The SPICE (Smart, Precise-Impact and Cost-Effective Guidance Kits) converts a standard MK-83 or MK-84 bomb into a stand-off autonomous weapon system with high accuracy in all operational scenarios.

Spice uses state-of-the-art navigation, guidance and homing techniques to achieve accurate and effective destruction of high-value enemy targets. Spice’s Automatic Target Acquisition capability employs unique scene-matching technology that is robust to scenery changes, counter-measures, navigation errors and target location errors. The technology compares a real-time image received from the dual CCD/IIR seeker to a reference image stored in the weapon’s computer.

In the homing phase, after successful completion of the scene-matching process, Spice acquires the target automatically. The weapon homes in accurately and autonomously to the exact target location in the pre-defined impact angle and azimuth.

Spice-2000 consists of an add-on kit for warheads such as the MK-84, BLU-109, RAP-2000 and others. Spice-1000 consists of an add-on kit for warheads such as the MK-83, BLU-110, RAP-1000 and others. The weapon has unique deployable wings that substantially increase its range and facilitate the integration to light fighter aircraft.

Spice has day, night and adverse weather capabilities, based on its dual CCD/IIR seeker. The Automatic Target Acquisition capability is implemented by a unique scene-matching technology that is robust to scenery changes, countermeasures, navigation errors and Target Location Errors. Spice navigates autonomously by means of INS/GPS and its seeker provides positive target identification.

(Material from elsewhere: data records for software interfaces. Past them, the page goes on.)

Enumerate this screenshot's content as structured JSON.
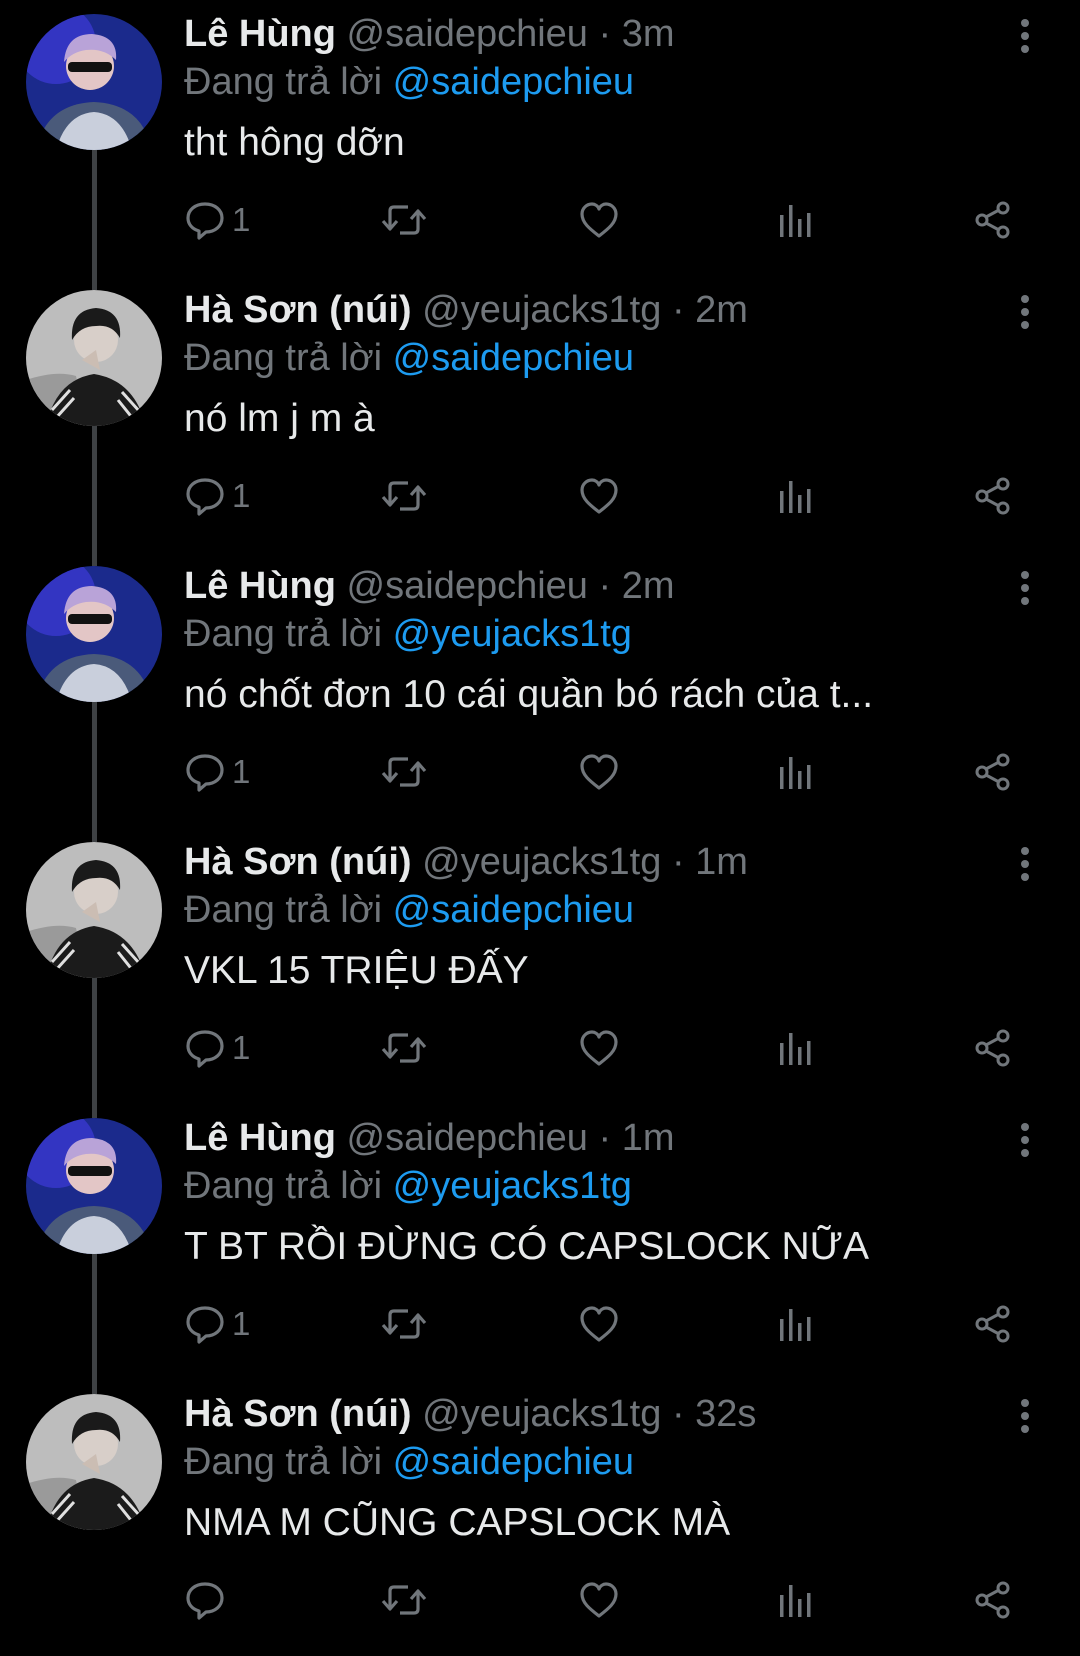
{
  "colors": {
    "background": "#000000",
    "text": "#e7e9ea",
    "muted": "#71767b",
    "mention": "#1d9bf0",
    "thread_line": "#3e4144"
  },
  "reply_prefix": "Đang trả lời",
  "tweets": [
    {
      "name": "Lê Hùng",
      "handle": "@saidepchieu",
      "time": "3m",
      "reply_to": "@saidepchieu",
      "text": "tht hông dỡn",
      "reply_count": "1",
      "avatar": "avatar-le-hung"
    },
    {
      "name": "Hà Sơn (núi)",
      "handle": "@yeujacks1tg",
      "time": "2m",
      "reply_to": "@saidepchieu",
      "text": "nó lm j m à",
      "reply_count": "1",
      "avatar": "avatar-ha-son"
    },
    {
      "name": "Lê Hùng",
      "handle": "@saidepchieu",
      "time": "2m",
      "reply_to": "@yeujacks1tg",
      "text": "nó chốt đơn 10 cái quần bó rách của t...",
      "reply_count": "1",
      "avatar": "avatar-le-hung"
    },
    {
      "name": "Hà Sơn (núi)",
      "handle": "@yeujacks1tg",
      "time": "1m",
      "reply_to": "@saidepchieu",
      "text": "VKL 15 TRIỆU ĐẤY",
      "reply_count": "1",
      "avatar": "avatar-ha-son"
    },
    {
      "name": "Lê Hùng",
      "handle": "@saidepchieu",
      "time": "1m",
      "reply_to": "@yeujacks1tg",
      "text": "T BT RỒI ĐỪNG CÓ CAPSLOCK NỮA",
      "reply_count": "1",
      "avatar": "avatar-le-hung"
    },
    {
      "name": "Hà Sơn (núi)",
      "handle": "@yeujacks1tg",
      "time": "32s",
      "reply_to": "@saidepchieu",
      "text": "NMA M CŨNG CAPSLOCK MÀ",
      "reply_count": "",
      "avatar": "avatar-ha-son"
    }
  ]
}
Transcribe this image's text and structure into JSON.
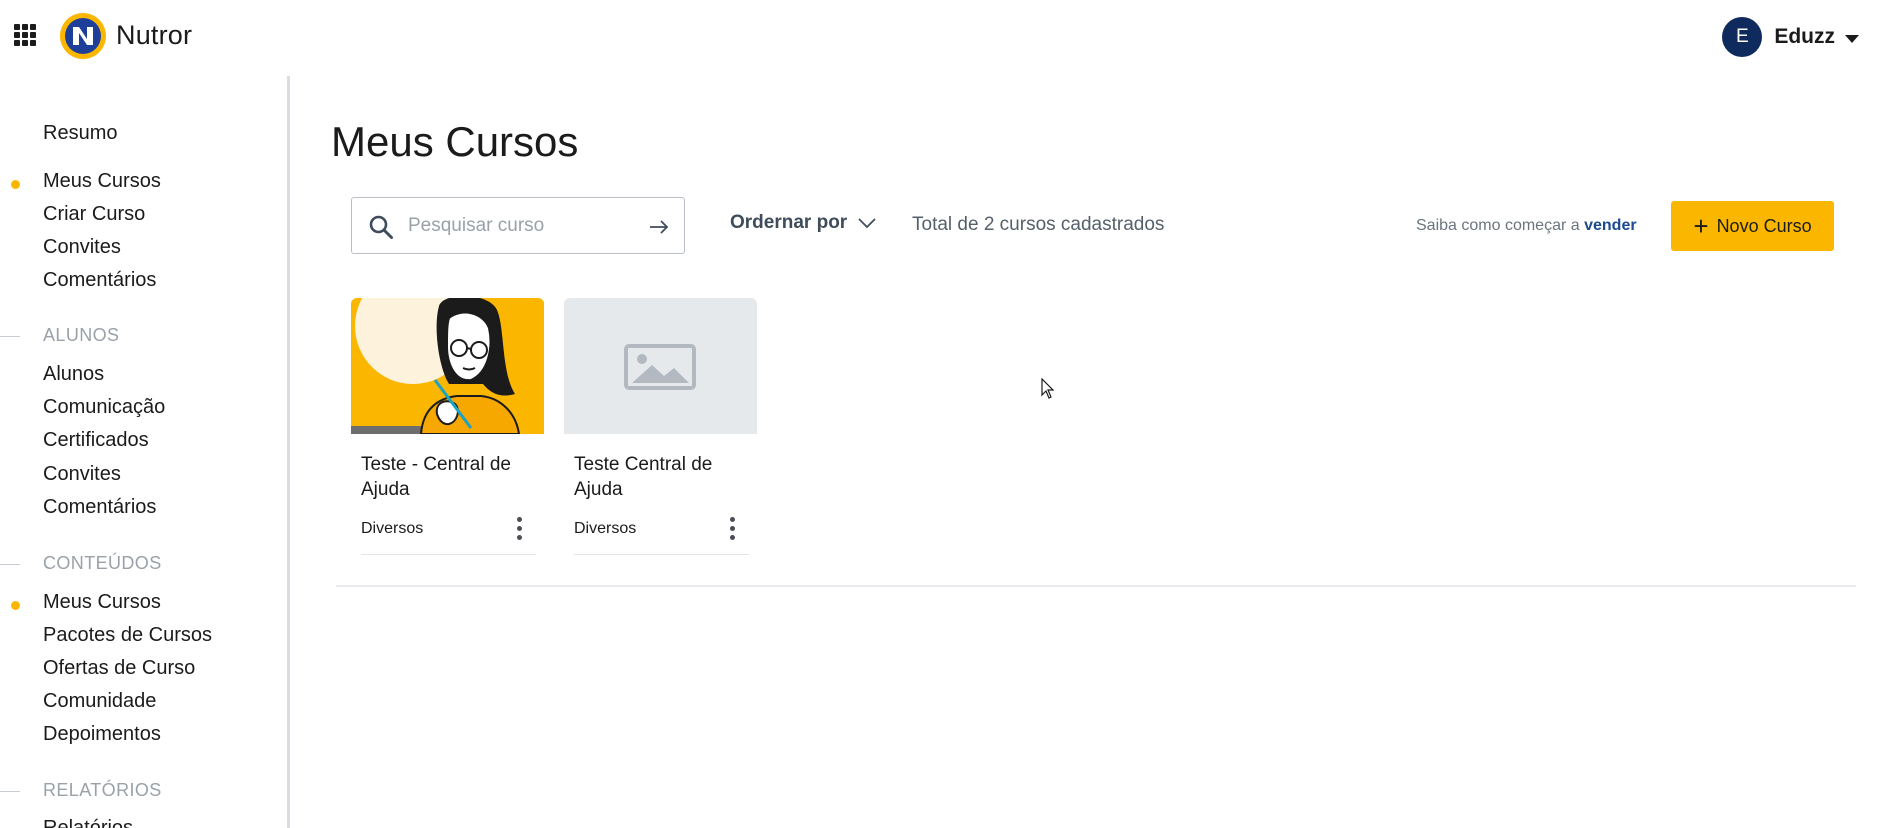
{
  "header": {
    "brand": "Nutror",
    "user_initial": "E",
    "user_name": "Eduzz"
  },
  "sidebar": {
    "group_main": [
      {
        "label": "Resumo",
        "active": false
      },
      {
        "label": "Meus Cursos",
        "active": true
      },
      {
        "label": "Criar Curso",
        "active": false
      },
      {
        "label": "Convites",
        "active": false
      },
      {
        "label": "Comentários",
        "active": false
      }
    ],
    "section_alunos": "ALUNOS",
    "group_alunos": [
      {
        "label": "Alunos"
      },
      {
        "label": "Comunicação"
      },
      {
        "label": "Certificados"
      },
      {
        "label": "Convites"
      },
      {
        "label": "Comentários"
      }
    ],
    "section_conteudos": "CONTEÚDOS",
    "group_conteudos": [
      {
        "label": "Meus Cursos",
        "active": true
      },
      {
        "label": "Pacotes de Cursos"
      },
      {
        "label": "Ofertas de Curso"
      },
      {
        "label": "Comunidade"
      },
      {
        "label": "Depoimentos"
      }
    ],
    "section_relatorios": "RELATÓRIOS",
    "group_relatorios": [
      {
        "label": "Relatórios"
      }
    ]
  },
  "main": {
    "title": "Meus Cursos",
    "search_placeholder": "Pesquisar curso",
    "sort_label": "Ordernar por",
    "total_text": "Total de 2 cursos cadastrados",
    "howto_text": "Saiba como começar a",
    "howto_link": "vender",
    "new_button": "Novo Curso"
  },
  "courses": [
    {
      "title": "Teste - Central de Ajuda",
      "category": "Diversos",
      "thumbnail": "illustration-woman-glasses"
    },
    {
      "title": "Teste Central de Ajuda",
      "category": "Diversos",
      "thumbnail": "image-placeholder-icon"
    }
  ],
  "colors": {
    "accent": "#fbb700",
    "avatar": "#0f2a5c",
    "link": "#1d4a8f"
  }
}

Spice is combat-proven in the Israeli Air Force and is in service with leading air forces throughout the world. The system is also being considered by other international customers.

Spice is easily carried and operated from single and dual-seater fighter aircraft such as the F-15, F-16, F-18, Tornado, Mirage, Rafale Gripen and Eurofighter. Use of a common aircraft interface and sophisticated weapon software simplify the effort needed for aircraft integration.

With the missions of Tactical Unmanned Aerial Systems (TUAS) evolving from pure reconnaissance into armed recce, targeting and selectively engaging targets at very short response cycles, Air Forces and Armies around the world are looking for low cost, high precision and compact aerial weapons that could be delivered from TUAS in the most effective way without compromising mission performance. This requirement demanded the introduction of a new class of lightweight guided weapons. Several companies have already demonstrated such weapons. LGBs and PGMs can greatly improve the aerial striking accuracy on the ground targets. The IAF still has a long way to go before it acquires desired level of ‘PGM’ capability.